At first I was angry, as my dad had taken away my only level of connection to the outside world. I had a Zoom meeting with my friends later that day which I knew I would not be able to attend. I worried that my friends would think I was ignoring them, but I was later able to explain what had happened — much to their amusement. To make matters worse, my cellphone data had run out just before the internet was switched off. So I tried to connect to the neighbor’s Wi-Fi, but it was password protected. After a few aimless hours I started reading actual books. It was better than I had anticipated. Fortunately I have many books. When Dad came home that evening the router was not with him. He had left it at work.
Though my dad’s parenting stance was rather authoritarian, he had a valid point. My brothers and I were spending far too much time hiding away in our rooms as if we were self-isolating from the family. We had always done that to some extent, but far more so in lockdown. In the absence of technology, we went for walks, baked cakes and cycled together. My mom taught me how to cook some of my favorite meals from recipes handed down from my grandmother. But when it came to baking we had a few disasters. I made a misshapen, overly sweet cake which no one ate, not even my little brother.
The one upside was that it gave my family something to laugh about together, which helped us appreciate each other.
And then after one week, without any big announcement, my dad switched the internet back on. I didn’t immediately go running upstairs to check my phone. The brief time without the internet had changed me: I realized that I wasn’t really missing as much as I thought I was.
Despite the lessons I learned from this experience, a part of me wishes that my dad had taken a different approach in encouraging us to spend more time as a family. He made the decision unilaterally, before asking us kids why we spent so much time cooped up in our rooms. I felt as if he could not comprehend the reality of how the pandemic was affecting my life. My parents were going out to work and had little spare time, unlike us who were spending a lot of time at home. I was initially upset and disappointed. I wished he had spoken to me first and given me the chance to make decisions with them. But perhaps he had a point. Would I have listened otherwise?

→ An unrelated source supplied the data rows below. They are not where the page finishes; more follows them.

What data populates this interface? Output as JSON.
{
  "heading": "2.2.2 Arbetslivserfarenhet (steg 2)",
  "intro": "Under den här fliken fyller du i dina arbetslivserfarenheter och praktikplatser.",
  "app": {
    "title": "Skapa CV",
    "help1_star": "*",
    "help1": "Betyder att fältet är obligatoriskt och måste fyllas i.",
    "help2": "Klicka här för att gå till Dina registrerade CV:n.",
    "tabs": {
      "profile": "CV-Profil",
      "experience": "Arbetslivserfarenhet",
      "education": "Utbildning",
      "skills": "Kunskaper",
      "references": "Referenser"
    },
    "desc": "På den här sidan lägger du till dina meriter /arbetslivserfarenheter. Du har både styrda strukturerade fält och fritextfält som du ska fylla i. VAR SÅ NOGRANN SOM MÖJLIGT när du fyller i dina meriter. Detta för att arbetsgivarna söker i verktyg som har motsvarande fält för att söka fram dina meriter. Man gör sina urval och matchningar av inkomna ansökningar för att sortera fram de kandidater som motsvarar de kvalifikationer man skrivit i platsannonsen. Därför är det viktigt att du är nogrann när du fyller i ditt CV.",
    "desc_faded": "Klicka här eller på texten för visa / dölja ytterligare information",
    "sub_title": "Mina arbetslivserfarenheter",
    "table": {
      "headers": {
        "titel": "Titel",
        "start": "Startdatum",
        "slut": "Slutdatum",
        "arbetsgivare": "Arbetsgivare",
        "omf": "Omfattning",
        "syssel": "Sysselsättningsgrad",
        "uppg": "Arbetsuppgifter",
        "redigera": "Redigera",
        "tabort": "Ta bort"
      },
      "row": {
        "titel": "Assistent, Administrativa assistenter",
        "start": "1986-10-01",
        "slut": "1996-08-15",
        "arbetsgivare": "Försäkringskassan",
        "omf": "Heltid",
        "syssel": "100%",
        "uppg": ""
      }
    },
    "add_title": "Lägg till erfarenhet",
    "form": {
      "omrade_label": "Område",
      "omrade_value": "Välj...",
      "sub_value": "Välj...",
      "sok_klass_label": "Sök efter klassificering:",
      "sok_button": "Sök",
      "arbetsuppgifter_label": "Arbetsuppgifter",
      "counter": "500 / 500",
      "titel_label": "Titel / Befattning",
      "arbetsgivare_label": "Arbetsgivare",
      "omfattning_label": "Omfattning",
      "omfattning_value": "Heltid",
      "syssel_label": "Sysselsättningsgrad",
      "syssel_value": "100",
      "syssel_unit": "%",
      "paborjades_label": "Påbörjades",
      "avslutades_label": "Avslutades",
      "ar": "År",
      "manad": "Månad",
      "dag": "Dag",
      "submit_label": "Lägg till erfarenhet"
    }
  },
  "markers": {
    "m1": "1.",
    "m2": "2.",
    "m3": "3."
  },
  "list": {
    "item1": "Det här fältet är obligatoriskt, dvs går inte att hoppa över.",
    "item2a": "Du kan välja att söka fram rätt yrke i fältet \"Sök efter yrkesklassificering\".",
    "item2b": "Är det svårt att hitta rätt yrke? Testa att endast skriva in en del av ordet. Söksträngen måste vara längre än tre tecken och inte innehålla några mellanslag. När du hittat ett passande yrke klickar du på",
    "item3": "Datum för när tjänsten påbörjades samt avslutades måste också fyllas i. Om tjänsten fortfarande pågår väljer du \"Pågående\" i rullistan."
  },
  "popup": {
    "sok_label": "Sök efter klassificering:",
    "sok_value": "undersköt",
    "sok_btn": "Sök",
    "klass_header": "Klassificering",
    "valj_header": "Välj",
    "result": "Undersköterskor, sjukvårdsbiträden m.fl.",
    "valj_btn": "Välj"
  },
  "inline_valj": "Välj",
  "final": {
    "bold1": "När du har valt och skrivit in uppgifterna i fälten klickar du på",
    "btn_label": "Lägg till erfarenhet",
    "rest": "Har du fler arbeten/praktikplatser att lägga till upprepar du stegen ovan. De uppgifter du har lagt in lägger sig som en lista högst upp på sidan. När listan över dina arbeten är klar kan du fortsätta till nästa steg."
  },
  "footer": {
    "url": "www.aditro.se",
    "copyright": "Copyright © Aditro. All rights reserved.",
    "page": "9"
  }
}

My daily life differs so much from my parents’ younger years, and it’s hard to imagine they were ever teenagers. But they still have the capacity to understand and learn from me as I do from them. They too have learned that their role as confidants is invaluable for me and my siblings and that talking to us and asking us questions (but not too many!) is beneficial.
Although the traditional questions like “How was your day at school?” or “What did you eat for lunch?” no longer apply, I actually still appreciate my parents’ questions. Asking what we are doing to spend our time in lockdown, helping us structure our days or writing a list of goals has really helped me. I have developed a better rapport with them and our relationship is stronger.
Although I’m really glad to have the internet back, I realize that our conflict was never about the internet. It was a chance for my parents to remind me and my brothers to appreciate human connections and strike a balance in our lives.
And as my siblings and I head back to a new school year with new, different routines, I think it also helped my parents appreciate that being a kid in 2020 is not the same as when they were kids.
Before they would frequently urge me to “Come downstairs and spend time with the family!” and ask me “What are you doing in your room?” But now, since lockdown and especially our internet shutdown, my parents are working on respecting my autonomy and understanding that sometimes I need space and time alone, far from the chaos and drama of today’s world.
Zoya Aziz is a high school student in Bristol, England.